The Sacramento Superior Court jury found the diocese had wrongfully terminated, retaliated against and defamed the coach, Christopher Cerbone, after he reported the hazing at St. Patrick-St. Vincent High School in Vallejo in December 2012.
The jurors who awarded Cerbone $900,000 in compensatory damages also held the diocese liable for punitive damages. They were scheduled to continue deliberations on the punitive award. But before they could begin, the lawyer for the diocese made the $4 million offer to plaintiff attorneys.
Despite the termination, Cerbone, 52, found a job as an assistant principal at a school in King City that paid him $30,000 more than he made at St. Patrick-St. Vincent’s. He testified at trial, however, that his termination and a diocese news release that named him as being “ultimately responsible” for the hazing ruined his chance of ever finding a job again in a field that ignited his true passion.
Cerbone coached one season, in fall 2012. He testified he found out about the hazing just before the Christmas break and reported the details of the sexually-tinged conduct to the school principal.

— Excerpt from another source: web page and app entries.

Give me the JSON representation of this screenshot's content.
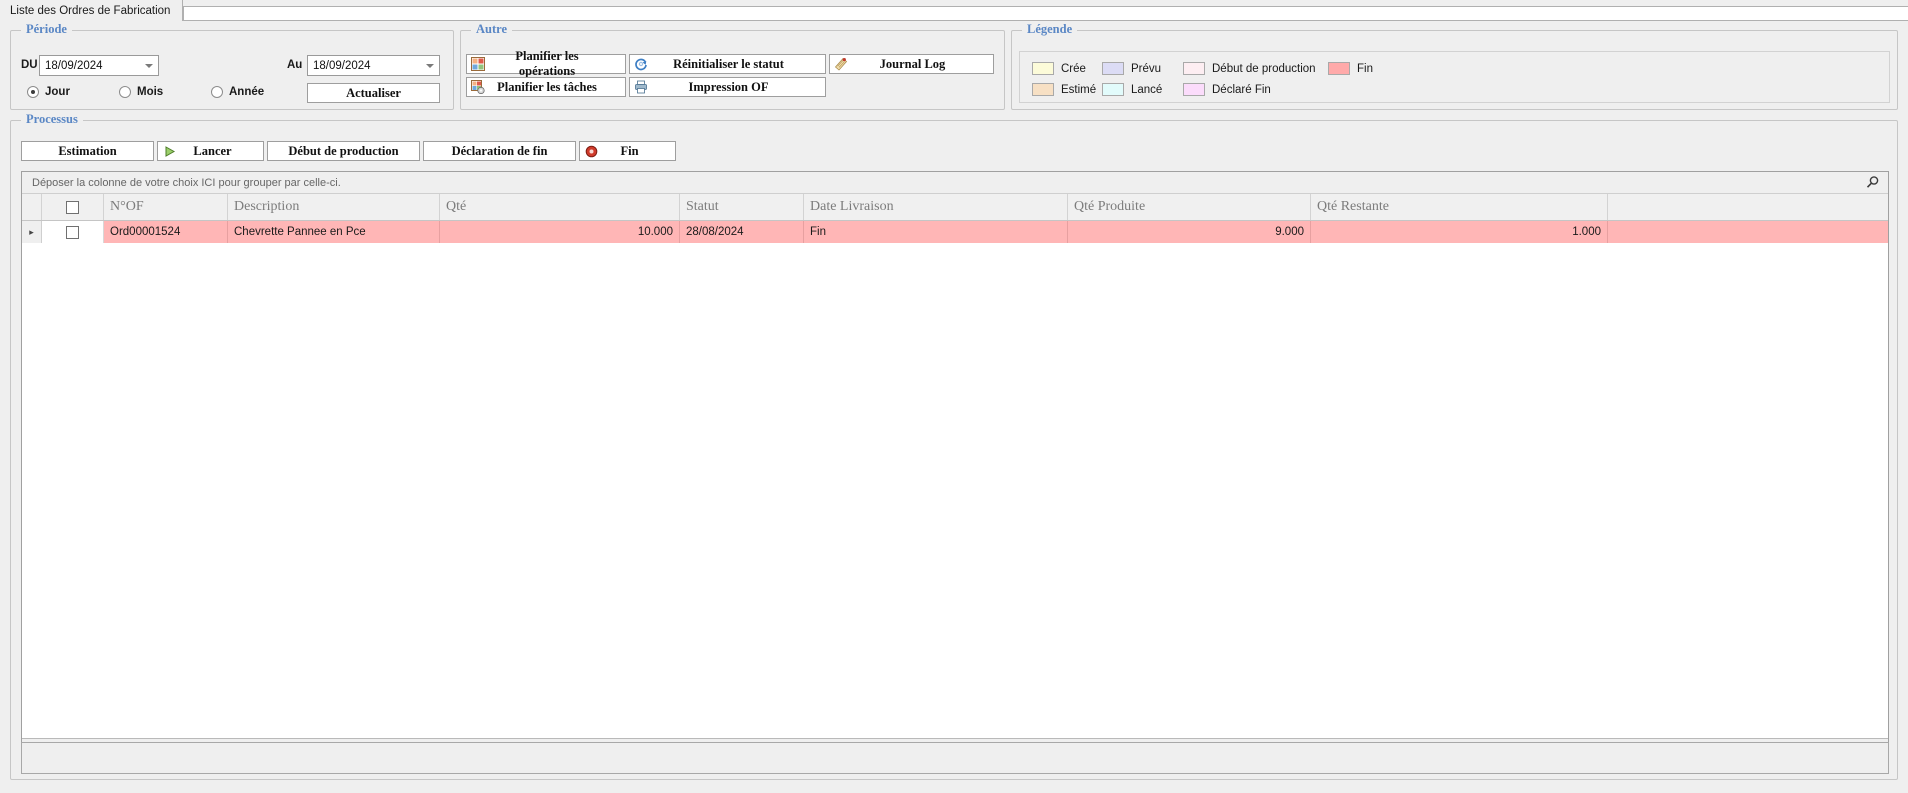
{
  "tab": {
    "label": "Liste des Ordres de Fabrication"
  },
  "periode": {
    "title": "Période",
    "du_label": "DU",
    "du_value": "18/09/2024",
    "au_label": "Au",
    "au_value": "18/09/2024",
    "radios": [
      {
        "label": "Jour",
        "checked": true
      },
      {
        "label": "Mois",
        "checked": false
      },
      {
        "label": "Année",
        "checked": false
      }
    ],
    "refresh_label": "Actualiser"
  },
  "autre": {
    "title": "Autre",
    "buttons": [
      {
        "label": "Planifier les opérations",
        "icon": "grid-color-icon"
      },
      {
        "label": "Planifier les tâches",
        "icon": "grid-gear-icon"
      },
      {
        "label": "Réinitialiser le statut",
        "icon": "refresh-icon"
      },
      {
        "label": "Impression OF",
        "icon": "printer-icon"
      },
      {
        "label": "Journal Log",
        "icon": "notebook-icon"
      }
    ]
  },
  "legende": {
    "title": "Légende",
    "items": [
      {
        "label": "Crée",
        "color": "#fcfbd9"
      },
      {
        "label": "Prévu",
        "color": "#dcdcf5"
      },
      {
        "label": "Début de production",
        "color": "#fdeef2"
      },
      {
        "label": "Fin",
        "color": "#ffaaaa"
      },
      {
        "label": "Estimé",
        "color": "#f7e0c4"
      },
      {
        "label": "Lancé",
        "color": "#e2fbfb"
      },
      {
        "label": "Déclaré Fin",
        "color": "#fbdcfb"
      }
    ]
  },
  "processus": {
    "title": "Processus",
    "buttons": [
      {
        "label": "Estimation",
        "icon": "none"
      },
      {
        "label": "Lancer",
        "icon": "play-green-icon"
      },
      {
        "label": "Début de production",
        "icon": "none"
      },
      {
        "label": "Déclaration de fin",
        "icon": "none"
      },
      {
        "label": "Fin",
        "icon": "stop-red-icon"
      }
    ]
  },
  "grid": {
    "group_hint": "Déposer la colonne de votre choix ICI pour grouper par celle-ci.",
    "search_icon": "search-icon",
    "columns": [
      "N°OF",
      "Description",
      "Qté",
      "Statut",
      "Date Livraison",
      "Qté Produite",
      "Qté Restante"
    ],
    "rows": [
      {
        "row_color": "#ffb6b6",
        "indicator": "▸",
        "selected": false,
        "nof": "Ord00001524",
        "description": "Chevrette Pannee en Pce",
        "qte": "10.000",
        "statut": "28/08/2024",
        "date_livraison": "Fin",
        "qte_produite": "9.000",
        "qte_restante": "1.000"
      }
    ]
  },
  "colors": {
    "accent": "#5a87c5",
    "window": "#efefef",
    "grid_header": "#f0f0f0",
    "row_highlight": "#ffb6b6"
  }
}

The diocese launched an investigation when school resumed the next month. When they were finished, officials on Jan. 25, 2013, fired Cerbone and expelled five players for their alleged “punking” of younger students by exposing their genitalia and making inappropriate contact with them.
“It’s vindication for Chris Cerbone and anyone who needs protection when they stand up and tell the truth about misconduct,” said Cerbone’s attorney. “We think this sends a message: You can’t punish people for doing the right thing.”

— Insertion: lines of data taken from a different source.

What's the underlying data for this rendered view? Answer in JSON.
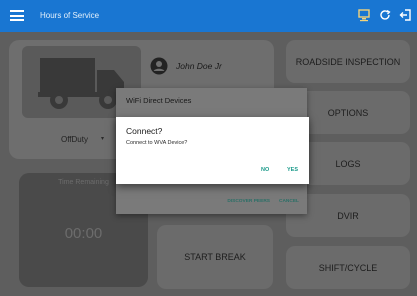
{
  "appbar": {
    "title": "Hours of Service",
    "menu_icon": "menu-icon",
    "icons": [
      "device-icon",
      "refresh-icon",
      "logout-icon"
    ]
  },
  "driver": {
    "name": "John Doe Jr",
    "avatar_icon": "account-circle-icon"
  },
  "status": {
    "duty": "OffDuty",
    "caret": "▾"
  },
  "time_card": {
    "label": "Time Remaining",
    "value": "00:00"
  },
  "start_break": "START BREAK",
  "nav_buttons": {
    "roadside": "ROADSIDE INSPECTION",
    "options": "OPTIONS",
    "logs": "LOGS",
    "dvir": "DVIR",
    "shift_cycle": "SHIFT/CYCLE"
  },
  "wifi_panel": {
    "title": "WiFi Direct Devices",
    "discover": "DISCOVER PEERS",
    "cancel": "CANCEL"
  },
  "dialog": {
    "title": "Connect?",
    "message": "Connect to WVA Device?",
    "no": "NO",
    "yes": "YES"
  },
  "colors": {
    "appbar": "#1976d2",
    "accent": "#1b9a8a",
    "overlay": "#5e5e5e"
  }
}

In its verdicts Wednesday, jurors voted 9-3 that the diocese retaliated against Cerbone for reporting the hazing and wrongfully fired him as a result. It voted 10-2 that the diocese defamed Cerbone by putting out a news release the day he was fired, naming him as being “ultimately responsible” for his players’ misconduct.
Jurors awarded Cerbone the $900,000 in compensatory damages Wednesday, but the $4 million settlement Thursday covered all causes of actions and contained a provision that the diocese will not file an appeal, Lowe said.

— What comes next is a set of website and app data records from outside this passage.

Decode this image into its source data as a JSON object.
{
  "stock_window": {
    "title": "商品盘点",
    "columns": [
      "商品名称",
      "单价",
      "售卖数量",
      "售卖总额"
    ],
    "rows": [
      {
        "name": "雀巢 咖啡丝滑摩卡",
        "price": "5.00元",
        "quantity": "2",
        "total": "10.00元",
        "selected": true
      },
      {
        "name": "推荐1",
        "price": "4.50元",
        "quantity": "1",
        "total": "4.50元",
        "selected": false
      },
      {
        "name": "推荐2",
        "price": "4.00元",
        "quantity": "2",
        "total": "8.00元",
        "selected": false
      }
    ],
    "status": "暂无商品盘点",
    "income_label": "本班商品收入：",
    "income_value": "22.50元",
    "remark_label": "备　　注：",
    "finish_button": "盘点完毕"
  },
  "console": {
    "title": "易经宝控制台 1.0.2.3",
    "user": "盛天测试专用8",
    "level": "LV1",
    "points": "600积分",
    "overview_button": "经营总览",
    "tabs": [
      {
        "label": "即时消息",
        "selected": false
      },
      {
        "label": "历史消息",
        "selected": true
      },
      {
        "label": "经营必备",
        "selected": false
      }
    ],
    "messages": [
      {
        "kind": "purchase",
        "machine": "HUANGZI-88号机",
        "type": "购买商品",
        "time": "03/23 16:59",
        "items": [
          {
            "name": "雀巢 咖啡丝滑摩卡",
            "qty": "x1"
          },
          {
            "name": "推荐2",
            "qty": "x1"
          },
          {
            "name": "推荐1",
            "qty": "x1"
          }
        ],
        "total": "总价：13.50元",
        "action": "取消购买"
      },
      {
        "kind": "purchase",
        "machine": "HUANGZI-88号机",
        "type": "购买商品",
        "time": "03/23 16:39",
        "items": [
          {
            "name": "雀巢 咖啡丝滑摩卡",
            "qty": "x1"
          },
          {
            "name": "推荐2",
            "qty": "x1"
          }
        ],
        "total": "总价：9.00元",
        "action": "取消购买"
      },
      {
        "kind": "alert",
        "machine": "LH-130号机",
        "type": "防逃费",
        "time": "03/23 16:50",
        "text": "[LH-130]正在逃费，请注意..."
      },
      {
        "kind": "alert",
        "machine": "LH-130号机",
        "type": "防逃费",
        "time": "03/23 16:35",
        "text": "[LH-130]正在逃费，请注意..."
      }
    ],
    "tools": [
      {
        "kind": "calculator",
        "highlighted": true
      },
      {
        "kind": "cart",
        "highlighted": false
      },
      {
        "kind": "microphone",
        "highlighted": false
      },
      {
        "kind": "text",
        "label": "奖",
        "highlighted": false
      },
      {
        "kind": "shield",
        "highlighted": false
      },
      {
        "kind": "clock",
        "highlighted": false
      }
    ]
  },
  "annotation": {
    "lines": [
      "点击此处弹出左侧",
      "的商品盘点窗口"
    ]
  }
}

Jurors interviewed characterized the diocese’s investigation of the hazing allegations as “extremely unorganized” and “flawed” and “very hush-hush,’ which seemed inappropriate for the situation.